I posted this about a month ago to the turbogears trunk mailing list already.

Sidenote — if you’re one of the people that are selflessly donating your time to working on turbogears, please don’t take my rants here personally. I’m really grateful that other people are building tools and giving them away, so that I can make a living.

MVC Blasphemy

I just put HTML code into my data model. I have a list-of-objects page. Each object is an instance of an object defined in my data model, derived from a row in a database. Each object needs a pretty link drawn that object’s detailed-view page. So I added a property on my object:
class Message(SQLObject):
def _get_view(self):
"Draw a link to the view page for this message."
return cElementTree.XML("""VIEW""" %
# Lots of other stuff snipped out.

This is now what my kid template looks like:


I pass in messages and columns; messages is a list of objects and columns is a tuple of strings that map to attributes or properties, like “view”.

I’m happy with this decision. I know I could have manipulated the messages or created some new classes in my controller, but I couldn’t really see any advantage. This way works.

I just don’t want anyone else doing this 🙂

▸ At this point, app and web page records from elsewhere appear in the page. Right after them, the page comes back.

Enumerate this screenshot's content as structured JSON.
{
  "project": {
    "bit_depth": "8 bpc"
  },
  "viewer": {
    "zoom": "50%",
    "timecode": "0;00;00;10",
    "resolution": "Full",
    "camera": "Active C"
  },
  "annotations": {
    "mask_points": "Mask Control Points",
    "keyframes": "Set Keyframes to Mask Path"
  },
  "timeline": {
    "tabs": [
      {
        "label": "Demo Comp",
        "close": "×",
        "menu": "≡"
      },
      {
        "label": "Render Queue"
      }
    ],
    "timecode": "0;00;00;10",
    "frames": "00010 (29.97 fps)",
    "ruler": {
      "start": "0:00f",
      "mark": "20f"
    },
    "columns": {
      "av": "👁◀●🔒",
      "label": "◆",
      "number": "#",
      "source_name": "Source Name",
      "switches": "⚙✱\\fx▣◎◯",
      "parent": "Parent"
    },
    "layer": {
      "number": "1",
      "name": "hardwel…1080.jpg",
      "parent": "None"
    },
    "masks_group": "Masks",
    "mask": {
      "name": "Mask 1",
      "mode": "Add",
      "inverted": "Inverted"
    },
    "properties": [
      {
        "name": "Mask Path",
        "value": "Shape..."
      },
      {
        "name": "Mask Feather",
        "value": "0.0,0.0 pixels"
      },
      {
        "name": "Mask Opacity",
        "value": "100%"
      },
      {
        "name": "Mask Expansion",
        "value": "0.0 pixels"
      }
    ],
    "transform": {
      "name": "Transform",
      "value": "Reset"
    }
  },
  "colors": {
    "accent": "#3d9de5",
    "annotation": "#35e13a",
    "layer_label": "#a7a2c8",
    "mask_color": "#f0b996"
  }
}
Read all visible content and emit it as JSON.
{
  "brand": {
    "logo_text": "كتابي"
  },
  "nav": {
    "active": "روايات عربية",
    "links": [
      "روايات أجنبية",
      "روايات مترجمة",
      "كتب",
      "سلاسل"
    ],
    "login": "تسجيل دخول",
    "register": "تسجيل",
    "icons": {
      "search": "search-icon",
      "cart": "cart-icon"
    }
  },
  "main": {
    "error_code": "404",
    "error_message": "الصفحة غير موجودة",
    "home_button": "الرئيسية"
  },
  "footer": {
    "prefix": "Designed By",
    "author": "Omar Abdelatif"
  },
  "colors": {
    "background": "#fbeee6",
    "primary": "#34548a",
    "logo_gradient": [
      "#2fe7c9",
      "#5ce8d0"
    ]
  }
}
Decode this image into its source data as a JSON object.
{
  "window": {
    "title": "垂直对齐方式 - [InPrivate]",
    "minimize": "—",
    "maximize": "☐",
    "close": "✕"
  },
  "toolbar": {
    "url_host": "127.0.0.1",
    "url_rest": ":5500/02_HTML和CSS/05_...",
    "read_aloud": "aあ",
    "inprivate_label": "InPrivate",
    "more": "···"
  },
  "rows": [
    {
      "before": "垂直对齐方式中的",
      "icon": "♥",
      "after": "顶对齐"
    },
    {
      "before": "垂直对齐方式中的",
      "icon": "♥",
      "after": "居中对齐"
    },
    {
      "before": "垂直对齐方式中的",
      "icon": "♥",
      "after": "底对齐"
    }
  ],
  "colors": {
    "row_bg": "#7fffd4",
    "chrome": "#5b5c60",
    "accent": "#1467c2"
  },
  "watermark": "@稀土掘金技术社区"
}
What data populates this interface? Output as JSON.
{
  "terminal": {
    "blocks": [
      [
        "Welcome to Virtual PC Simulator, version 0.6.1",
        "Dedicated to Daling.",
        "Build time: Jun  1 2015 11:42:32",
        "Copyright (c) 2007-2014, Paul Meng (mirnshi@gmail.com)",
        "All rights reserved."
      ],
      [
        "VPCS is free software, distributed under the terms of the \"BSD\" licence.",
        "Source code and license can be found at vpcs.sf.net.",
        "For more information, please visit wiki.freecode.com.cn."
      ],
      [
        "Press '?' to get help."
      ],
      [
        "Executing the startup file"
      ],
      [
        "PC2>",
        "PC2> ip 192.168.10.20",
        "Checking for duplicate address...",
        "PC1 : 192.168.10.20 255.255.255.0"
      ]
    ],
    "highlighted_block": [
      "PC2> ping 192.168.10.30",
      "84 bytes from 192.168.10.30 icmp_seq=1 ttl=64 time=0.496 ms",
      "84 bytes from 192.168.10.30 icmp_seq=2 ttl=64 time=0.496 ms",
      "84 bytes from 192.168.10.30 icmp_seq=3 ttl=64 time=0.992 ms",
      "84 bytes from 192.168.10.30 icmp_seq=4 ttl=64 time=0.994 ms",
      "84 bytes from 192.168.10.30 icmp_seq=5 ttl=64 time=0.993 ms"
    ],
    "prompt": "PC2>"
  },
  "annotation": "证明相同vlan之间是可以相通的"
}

Found a possible error in chapter 7 of the TurboGears book

I bought the TurboGears book about two weeks ago, and I have been working through it. I like the book in general, but I agree with the reviewers on Amazon that complain about the number of errors. I can’t think of another programming book that I’ve read with this many errors.

All of the errors I noticed are little glitchy typographical errors, rather than incorrect theory. The authors really do a good job of illustrating the MVC approach to web design, so I’m glad I bought it.

Anyway, this page lists mistakes found after publication, and the community of readers seems to be doing a good job of helping each other out.

I think I might have found another tiny error. This code appears at the bottom of page 109:

class ProjectFields(widgets.WidgetsList):
title = TextField(label="project", validator=validators.NotEmpty())
client_revenue = widgets.TextField(validator=validators.Number())
project_form = widgets.TableForm(fields=ProjectFields(), action="save_project_test")

I don’t see the point in using both TextField and widgets.TextField. But more importantly, I think the indentation is wrong in the last line. I don’t think project_form is supposed to be an attribute of the ProjectField class.

I think the code should look more like this:

class ProjectFields(widgets.WidgetsList):
title = widgets.TextField(label="project", validator=validators.NotEmpty())
client_revenue = widgets.TextField(validator=validators.Number())

# Moved outside the class.
project_form = widgets.TableForm(fields=ProjectFields(), action="save_project_test")

But maybe I’m missing something. I posted to the TurboGears Book mailing list, so hopefully I’ll find out.